## RECORDS FOR THIS EXERCISE
----
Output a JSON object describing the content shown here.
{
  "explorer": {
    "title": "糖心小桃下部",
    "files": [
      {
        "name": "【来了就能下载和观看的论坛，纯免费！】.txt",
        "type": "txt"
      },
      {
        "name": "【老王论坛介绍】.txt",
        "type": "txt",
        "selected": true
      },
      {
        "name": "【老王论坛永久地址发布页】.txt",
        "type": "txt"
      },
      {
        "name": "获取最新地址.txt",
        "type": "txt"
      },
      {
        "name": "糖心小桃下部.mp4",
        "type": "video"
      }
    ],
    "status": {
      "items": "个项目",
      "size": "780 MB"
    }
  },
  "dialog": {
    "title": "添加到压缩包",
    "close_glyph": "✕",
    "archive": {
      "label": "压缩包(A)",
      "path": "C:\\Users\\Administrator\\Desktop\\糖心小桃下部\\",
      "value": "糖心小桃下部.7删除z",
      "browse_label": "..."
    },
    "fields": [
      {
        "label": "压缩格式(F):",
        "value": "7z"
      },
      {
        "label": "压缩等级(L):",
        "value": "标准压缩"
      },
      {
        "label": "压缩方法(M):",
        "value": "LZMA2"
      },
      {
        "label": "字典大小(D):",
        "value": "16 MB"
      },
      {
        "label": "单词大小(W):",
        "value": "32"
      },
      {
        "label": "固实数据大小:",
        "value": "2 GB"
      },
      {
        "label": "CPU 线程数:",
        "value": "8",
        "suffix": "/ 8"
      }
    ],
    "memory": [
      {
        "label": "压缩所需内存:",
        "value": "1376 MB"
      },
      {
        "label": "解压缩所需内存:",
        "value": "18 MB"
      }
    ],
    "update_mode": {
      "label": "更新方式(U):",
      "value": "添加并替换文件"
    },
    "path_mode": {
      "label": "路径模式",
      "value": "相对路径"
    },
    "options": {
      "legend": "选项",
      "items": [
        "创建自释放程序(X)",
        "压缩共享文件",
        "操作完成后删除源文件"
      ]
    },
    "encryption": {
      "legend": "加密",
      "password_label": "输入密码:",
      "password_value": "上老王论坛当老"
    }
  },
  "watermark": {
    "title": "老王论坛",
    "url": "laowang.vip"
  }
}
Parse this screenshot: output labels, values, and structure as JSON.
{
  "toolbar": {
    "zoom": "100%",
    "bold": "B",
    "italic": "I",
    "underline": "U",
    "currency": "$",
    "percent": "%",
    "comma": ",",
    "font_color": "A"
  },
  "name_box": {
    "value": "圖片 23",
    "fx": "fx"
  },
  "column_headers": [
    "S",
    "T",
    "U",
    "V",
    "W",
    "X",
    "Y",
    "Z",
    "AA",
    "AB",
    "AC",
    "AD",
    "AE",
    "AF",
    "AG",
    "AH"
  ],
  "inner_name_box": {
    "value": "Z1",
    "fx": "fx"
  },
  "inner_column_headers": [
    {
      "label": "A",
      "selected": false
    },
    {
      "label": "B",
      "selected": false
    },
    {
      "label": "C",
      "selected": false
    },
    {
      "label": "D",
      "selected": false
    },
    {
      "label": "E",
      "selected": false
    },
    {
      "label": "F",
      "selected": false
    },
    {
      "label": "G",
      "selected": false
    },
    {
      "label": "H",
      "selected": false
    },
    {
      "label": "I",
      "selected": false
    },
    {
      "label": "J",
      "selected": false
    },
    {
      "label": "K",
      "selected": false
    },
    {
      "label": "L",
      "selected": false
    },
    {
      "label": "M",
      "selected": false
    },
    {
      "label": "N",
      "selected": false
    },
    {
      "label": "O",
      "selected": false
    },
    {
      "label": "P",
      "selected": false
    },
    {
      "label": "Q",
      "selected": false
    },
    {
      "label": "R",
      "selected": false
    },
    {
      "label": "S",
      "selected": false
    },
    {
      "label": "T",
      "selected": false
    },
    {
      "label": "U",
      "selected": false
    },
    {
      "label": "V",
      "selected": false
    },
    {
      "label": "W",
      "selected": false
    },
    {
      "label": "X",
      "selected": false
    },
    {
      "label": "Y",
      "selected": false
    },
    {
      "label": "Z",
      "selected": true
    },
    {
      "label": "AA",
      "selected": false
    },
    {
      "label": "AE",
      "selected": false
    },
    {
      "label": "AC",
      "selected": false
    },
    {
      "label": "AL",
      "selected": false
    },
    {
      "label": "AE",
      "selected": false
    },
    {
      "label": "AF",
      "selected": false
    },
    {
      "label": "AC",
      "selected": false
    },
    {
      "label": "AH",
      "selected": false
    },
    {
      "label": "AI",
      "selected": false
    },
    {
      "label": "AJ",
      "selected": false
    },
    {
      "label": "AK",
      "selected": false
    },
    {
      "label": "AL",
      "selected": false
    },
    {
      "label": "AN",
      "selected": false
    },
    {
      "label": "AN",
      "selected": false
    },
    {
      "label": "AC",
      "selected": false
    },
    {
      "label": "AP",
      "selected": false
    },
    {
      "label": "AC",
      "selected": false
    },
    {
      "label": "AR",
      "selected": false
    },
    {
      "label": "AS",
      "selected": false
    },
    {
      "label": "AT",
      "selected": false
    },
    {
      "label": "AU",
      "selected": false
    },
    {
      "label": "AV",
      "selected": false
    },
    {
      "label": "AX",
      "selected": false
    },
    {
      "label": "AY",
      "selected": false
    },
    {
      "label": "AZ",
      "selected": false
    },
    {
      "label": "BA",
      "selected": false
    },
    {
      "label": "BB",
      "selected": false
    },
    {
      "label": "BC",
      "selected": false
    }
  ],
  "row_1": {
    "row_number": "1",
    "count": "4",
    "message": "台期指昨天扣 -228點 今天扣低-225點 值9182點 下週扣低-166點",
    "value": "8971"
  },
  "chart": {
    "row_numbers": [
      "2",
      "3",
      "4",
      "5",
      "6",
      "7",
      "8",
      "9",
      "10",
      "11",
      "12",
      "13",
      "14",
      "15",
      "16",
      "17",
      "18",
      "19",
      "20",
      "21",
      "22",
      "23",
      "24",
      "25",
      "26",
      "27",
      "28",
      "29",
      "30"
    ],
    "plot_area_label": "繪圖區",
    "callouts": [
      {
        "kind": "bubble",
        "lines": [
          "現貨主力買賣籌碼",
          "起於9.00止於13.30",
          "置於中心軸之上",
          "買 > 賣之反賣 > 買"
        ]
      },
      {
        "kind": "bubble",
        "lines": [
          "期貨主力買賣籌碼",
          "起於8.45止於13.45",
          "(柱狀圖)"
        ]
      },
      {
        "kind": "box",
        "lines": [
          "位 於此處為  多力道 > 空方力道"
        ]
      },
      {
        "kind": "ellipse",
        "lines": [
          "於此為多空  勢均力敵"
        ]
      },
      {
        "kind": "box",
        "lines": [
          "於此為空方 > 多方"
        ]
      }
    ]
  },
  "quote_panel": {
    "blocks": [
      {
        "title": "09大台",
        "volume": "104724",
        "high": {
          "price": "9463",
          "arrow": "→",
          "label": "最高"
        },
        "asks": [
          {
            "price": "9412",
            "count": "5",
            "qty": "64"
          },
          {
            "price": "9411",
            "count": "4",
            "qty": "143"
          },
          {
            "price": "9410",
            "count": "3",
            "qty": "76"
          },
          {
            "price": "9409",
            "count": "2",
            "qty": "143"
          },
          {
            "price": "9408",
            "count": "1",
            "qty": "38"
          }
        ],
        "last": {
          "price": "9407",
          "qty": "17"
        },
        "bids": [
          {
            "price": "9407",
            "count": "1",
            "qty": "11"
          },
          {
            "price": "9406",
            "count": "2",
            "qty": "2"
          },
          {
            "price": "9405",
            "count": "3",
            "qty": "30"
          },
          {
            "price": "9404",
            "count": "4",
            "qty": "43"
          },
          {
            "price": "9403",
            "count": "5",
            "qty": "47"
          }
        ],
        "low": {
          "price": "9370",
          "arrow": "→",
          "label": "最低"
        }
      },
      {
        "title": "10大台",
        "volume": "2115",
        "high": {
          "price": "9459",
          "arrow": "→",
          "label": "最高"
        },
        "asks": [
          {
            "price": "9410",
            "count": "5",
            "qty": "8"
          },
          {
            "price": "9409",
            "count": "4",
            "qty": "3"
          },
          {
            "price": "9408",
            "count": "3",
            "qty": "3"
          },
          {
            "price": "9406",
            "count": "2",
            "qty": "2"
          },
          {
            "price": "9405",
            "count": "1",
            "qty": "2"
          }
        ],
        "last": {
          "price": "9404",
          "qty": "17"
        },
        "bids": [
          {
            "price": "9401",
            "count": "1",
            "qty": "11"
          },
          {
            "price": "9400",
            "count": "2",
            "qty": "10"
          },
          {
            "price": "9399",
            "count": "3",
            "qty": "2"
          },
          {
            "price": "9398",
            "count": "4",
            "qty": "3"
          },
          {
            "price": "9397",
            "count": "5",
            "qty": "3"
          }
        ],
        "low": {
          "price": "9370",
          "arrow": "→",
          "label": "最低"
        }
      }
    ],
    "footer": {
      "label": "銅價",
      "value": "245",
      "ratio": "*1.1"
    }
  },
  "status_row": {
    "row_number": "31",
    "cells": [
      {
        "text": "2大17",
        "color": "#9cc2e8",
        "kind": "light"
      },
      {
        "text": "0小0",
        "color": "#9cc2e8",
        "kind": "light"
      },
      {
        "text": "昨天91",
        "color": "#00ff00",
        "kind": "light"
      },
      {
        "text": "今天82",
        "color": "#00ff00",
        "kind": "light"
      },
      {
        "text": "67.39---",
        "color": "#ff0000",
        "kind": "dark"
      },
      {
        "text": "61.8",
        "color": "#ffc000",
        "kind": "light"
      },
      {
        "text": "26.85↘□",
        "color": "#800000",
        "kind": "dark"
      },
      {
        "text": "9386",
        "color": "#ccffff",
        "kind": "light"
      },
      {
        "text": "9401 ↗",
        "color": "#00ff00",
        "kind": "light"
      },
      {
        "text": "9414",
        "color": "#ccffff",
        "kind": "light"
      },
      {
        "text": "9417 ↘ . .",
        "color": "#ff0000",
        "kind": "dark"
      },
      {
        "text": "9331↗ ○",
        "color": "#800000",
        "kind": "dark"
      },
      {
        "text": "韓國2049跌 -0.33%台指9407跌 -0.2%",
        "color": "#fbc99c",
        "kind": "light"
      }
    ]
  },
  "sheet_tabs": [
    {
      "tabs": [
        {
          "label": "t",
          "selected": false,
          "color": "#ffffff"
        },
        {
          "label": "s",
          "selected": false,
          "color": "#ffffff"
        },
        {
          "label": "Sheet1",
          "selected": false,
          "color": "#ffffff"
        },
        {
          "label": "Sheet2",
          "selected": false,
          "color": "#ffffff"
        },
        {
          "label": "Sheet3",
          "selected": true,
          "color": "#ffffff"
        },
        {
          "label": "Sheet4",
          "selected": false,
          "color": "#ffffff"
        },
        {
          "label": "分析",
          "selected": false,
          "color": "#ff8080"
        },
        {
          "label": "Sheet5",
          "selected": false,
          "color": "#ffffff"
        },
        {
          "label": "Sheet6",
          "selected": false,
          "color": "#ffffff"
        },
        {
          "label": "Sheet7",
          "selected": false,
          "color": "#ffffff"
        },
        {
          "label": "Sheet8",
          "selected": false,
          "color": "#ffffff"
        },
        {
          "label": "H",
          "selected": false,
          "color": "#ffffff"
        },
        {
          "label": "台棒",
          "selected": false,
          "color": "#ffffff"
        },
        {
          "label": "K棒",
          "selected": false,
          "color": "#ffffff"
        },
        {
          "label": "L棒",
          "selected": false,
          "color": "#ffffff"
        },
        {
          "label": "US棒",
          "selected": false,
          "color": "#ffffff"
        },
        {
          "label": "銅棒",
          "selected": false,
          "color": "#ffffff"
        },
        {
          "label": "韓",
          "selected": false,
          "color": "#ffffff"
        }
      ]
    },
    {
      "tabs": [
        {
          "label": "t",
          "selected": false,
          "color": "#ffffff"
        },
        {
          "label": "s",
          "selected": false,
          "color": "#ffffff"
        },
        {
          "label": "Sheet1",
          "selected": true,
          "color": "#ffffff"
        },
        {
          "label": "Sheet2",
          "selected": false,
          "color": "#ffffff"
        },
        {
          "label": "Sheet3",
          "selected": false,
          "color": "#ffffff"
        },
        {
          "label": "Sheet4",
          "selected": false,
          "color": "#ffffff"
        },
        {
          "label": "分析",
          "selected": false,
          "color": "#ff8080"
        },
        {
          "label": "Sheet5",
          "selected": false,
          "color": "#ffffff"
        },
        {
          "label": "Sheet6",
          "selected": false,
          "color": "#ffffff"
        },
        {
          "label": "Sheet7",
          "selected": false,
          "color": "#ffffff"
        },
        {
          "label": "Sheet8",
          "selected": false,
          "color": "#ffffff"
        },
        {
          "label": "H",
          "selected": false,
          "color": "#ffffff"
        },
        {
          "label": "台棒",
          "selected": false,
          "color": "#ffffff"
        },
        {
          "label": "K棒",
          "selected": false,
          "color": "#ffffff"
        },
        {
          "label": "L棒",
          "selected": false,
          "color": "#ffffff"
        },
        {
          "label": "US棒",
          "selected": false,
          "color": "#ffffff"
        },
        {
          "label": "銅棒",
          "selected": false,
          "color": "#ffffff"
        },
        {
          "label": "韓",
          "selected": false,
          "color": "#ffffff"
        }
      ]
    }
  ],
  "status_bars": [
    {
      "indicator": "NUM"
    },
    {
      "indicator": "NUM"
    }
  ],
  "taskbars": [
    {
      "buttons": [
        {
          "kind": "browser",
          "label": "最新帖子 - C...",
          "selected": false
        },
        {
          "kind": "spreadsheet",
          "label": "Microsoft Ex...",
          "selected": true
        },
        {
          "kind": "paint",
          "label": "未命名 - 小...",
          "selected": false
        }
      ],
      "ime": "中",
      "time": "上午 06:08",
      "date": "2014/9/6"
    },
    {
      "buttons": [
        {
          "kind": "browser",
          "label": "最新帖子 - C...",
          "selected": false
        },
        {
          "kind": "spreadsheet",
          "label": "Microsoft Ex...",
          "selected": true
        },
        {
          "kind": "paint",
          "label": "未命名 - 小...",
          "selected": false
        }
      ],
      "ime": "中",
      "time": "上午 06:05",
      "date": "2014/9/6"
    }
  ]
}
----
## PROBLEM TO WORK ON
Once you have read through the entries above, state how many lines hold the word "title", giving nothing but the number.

## SOLUTION TO THIS EXERCISE
5